Friday News Roundup: October 11, 2019

Friday News Roundup

This week in the news: Terrance Lewis restarts his life after twenty years behind bars for a wrongful conviction, Sesame Street tackles the addiction crisis, an issue-by-issue breakdown of democratic candidates’ stances on justice issues, and more. 

Drug Treatment

‘We’re Not Alone’ – ‘Sesame Street’ Tackles Addiction Crisis

Data shows that 5.7 million children under age 11 live in households with a parent who has a substance use disorder. Sesame Street creators are now working on a way to address substance use for their young audiences through exploring the backstory of Karli, a bright green, yellow-haired puppet whose mother is battling addiction. “There’s nothing else out there that addresses substance abuse for young, young kids from their perspective,” said Kama Einhorn, a senior content manager with Sesame Workshop. It’s also a chance to model to adults a way to explain what they’re going through to kids and to offer simple strategies to cope.” (Kennedy, ABC News, October 9, 2019)

Juvenile Justice

Philadelphia Man Begins Rebuilding His Life After His Wrongful Conviction

Terrance Lewis spent more than 21 years in prison after having been wrongfully convicted and sentenced to life in prison without parole for a murder that occurred when he was 17. Lewis was released in May and he is now an advocate for other innocent people caught up in the criminal legal system. In 2010, a federal judge wrote that Lewis was most likely innocent based on new evidence, however, Lewis was not released because the judge ruled his petition for release failed on procedural grounds. Nearly 10 years later, Lewis is spending time with his son, but still without a home as of September and is suing the city of Philadelphia. (Vaughn, The Appeal, October 9, 2019)
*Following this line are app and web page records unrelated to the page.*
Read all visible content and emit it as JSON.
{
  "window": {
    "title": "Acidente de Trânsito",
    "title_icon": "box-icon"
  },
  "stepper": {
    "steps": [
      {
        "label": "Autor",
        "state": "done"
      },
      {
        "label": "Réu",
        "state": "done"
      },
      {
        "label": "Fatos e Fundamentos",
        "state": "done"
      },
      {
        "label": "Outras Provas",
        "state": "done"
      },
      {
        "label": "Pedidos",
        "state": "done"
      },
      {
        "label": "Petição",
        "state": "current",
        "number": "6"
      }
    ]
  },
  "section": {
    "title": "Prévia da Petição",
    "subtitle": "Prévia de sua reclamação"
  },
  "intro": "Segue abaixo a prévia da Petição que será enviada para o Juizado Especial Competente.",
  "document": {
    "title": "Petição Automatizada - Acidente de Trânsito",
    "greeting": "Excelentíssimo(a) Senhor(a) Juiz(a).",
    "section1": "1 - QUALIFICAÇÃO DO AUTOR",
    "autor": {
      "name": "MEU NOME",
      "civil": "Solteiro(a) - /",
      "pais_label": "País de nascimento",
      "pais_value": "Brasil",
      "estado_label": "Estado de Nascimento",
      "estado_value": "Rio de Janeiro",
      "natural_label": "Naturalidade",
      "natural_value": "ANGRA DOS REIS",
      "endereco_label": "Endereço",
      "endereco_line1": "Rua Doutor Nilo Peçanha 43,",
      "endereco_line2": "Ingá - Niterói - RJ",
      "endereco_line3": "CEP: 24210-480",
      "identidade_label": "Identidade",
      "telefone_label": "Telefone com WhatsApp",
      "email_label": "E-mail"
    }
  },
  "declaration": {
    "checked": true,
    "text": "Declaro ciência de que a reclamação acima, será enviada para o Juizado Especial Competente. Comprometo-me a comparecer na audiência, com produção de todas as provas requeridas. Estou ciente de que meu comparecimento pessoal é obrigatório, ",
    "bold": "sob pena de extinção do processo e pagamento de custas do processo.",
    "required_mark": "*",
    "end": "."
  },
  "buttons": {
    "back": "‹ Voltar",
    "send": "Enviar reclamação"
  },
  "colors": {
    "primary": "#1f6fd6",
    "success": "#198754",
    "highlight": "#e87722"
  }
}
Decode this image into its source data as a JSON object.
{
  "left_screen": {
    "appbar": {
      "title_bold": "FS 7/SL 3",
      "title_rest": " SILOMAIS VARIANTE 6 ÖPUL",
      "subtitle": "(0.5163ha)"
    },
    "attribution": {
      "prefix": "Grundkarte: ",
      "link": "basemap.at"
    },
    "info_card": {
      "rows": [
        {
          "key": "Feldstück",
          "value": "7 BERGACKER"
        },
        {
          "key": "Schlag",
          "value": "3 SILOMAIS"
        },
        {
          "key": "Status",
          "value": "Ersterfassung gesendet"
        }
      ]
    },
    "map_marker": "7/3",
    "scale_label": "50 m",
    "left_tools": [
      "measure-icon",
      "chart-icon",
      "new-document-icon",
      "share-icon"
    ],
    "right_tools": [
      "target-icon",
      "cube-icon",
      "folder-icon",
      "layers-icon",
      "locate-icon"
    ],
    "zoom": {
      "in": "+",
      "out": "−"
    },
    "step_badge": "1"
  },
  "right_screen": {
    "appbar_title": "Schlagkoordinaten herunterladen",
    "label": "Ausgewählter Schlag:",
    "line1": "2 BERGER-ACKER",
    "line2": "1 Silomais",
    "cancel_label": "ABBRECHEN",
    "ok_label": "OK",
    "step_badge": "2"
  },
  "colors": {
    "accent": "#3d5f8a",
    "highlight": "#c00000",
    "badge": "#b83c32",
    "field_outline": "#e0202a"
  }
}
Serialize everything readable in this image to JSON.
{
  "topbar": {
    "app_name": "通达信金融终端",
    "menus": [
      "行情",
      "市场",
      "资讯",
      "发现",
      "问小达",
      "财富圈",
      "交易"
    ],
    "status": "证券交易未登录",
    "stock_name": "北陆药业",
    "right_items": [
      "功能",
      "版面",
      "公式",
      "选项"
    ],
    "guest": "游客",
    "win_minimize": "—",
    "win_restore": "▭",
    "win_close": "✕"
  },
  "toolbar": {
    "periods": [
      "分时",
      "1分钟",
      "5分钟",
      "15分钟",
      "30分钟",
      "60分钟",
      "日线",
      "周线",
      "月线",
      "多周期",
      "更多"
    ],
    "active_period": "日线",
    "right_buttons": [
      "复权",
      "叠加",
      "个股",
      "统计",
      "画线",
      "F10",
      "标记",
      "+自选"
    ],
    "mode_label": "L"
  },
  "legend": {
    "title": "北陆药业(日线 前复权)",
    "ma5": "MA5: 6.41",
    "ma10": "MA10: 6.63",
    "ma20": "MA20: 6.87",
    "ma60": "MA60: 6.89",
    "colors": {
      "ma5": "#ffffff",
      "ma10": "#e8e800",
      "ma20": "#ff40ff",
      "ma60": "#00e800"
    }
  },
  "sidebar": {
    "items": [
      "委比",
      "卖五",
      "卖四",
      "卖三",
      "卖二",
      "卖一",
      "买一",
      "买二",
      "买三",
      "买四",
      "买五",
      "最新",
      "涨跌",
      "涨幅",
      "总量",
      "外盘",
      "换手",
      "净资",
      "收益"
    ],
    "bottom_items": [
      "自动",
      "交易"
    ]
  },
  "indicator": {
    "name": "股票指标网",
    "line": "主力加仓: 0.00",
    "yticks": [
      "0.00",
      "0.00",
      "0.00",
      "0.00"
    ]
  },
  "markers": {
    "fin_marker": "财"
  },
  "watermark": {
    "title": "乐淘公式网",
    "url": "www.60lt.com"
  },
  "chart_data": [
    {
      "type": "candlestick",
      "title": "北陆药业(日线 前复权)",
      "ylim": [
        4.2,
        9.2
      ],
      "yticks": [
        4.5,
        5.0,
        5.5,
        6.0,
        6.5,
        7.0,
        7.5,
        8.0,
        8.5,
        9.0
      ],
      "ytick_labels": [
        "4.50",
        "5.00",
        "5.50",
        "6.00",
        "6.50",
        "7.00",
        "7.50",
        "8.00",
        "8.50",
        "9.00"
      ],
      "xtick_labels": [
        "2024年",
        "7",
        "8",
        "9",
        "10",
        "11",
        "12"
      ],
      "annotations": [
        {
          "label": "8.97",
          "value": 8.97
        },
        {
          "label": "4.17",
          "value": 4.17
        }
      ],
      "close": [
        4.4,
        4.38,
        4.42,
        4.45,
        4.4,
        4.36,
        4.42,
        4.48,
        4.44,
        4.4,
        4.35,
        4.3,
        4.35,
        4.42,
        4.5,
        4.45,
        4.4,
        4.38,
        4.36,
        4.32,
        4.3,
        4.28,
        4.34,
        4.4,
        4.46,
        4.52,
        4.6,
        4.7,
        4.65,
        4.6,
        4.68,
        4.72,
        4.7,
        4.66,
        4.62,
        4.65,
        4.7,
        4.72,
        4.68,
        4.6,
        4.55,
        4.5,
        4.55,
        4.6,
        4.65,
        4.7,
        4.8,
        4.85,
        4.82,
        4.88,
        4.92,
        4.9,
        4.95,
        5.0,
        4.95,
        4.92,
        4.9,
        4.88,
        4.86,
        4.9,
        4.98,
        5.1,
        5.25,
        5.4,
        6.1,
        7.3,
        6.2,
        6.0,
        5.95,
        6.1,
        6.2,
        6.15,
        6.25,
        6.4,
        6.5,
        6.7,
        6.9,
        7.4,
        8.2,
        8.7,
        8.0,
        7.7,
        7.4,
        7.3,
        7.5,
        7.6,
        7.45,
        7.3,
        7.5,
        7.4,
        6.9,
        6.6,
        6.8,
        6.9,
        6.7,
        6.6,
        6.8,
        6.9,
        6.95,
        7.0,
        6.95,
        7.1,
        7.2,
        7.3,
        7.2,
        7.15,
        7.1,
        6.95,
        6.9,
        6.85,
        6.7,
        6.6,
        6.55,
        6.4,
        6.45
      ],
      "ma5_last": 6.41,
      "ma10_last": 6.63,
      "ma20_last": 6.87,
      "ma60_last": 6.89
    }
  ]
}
Criminal Justice Groups Push to “Raise the Age” in Texas

Criminal justice groups are once again pushing efforts to “Raise the Age” of criminal responsibility, as Texas is one of four states where 17-year-olds are treated as adults in the criminal justice system. A bill that could have raised the age of criminal responsibility to 18, and others that would have given access to specific age-appropriate programs and services, was filed, but never made it through the full legislative process. (Lee, KXAN, October 8, 2019)


A Pioneering Ohio Courtroom Helps Trafficking Victims Find Hope

A diversion program called CATCH (Changing Actions to Change Habits) for survivors of human trafficking is spreading to cities around the country. Ten years ago, Judge Paul Herbert noticed a trend of women who were forced and involved in sex work being treated as “criminals.” Herbert realized the law didn’t recognize these women as victims, so he pitched the idea of a courtroom dedicated to recovery, not punishment. There are now seven of these specialized courts in Ohio alone. (Pfleger, National Public Radio, October 7, 2019)

Criminal Justice

The Democrats on Criminal Justice

The Marshall Project has a issue-based breakdown of where each of the twelve democratic candidates for the 2020 presidential election stand on justice-related issues. This includes topics like bail reform, restoring voting rights, marijuana legalization, mandatory minimums, and more. Use the interactive tool here. (Park & Lartey, The Marshall Project, October 10, 2019)

Governor Newsom Signs Criminal Justice Bills to Support Reentry, Victims of Crime, and Sentencing Reform 

Governor Gavin Newsom Tuesday signed 25 bills aimed at setting a path to reform California’s criminal justice system. The bills include support for those reentering the community after serving their sentences, including creating a system to automatically expunge records of individuals previously convicted of low-level offenses, as well as reform. Three weeks ago we covered The Appeal breakdown of eight of the bills headed to Newsom’s desk, six of which have now been signed. (Office of Governor Gavin Newsom, Sacramento, CA, October 8, 2019)

Supreme Court’s New Term Opens With Arguments Over Unanimous Juries, Insanity as a Criminal Defense

The Supreme Court on Monday opened with a pair of criminal justice cases and only eight justices on the bench. The court considered a case from Louisiana about whether a jury’s verdict must be unanimous, and another about whether Kansas and other states must allow juries to consider mental disease or defect as a defense. (Barnes, The Washington Post, October 7, 2019)

Restoring Felon Voting Rights a ‘Mess’ in Battleground Florida

Pastor Clifford Tyson, is challenging a Florida law that orders he must pay outstanding court-ordered fines and fees from three, decades-old felony convictions before casting a ballot or risk being prosecuted for voter fraud. The American Civil Liberties Union (ACLU), the Brennan Center for Justice, and the National Association for the Advancement of Colored People (NAACP) Legal Defense and Educational Fund are also part of the lawsuit and alleging the fees requirement defies the will of Florida voters, who passed an amendment restoring voting rights, and amounts to an illegal poll tax on newly enfranchised Floridians, many of them minorities. (So, Reuters, Tampa, FL, October 7, 2019)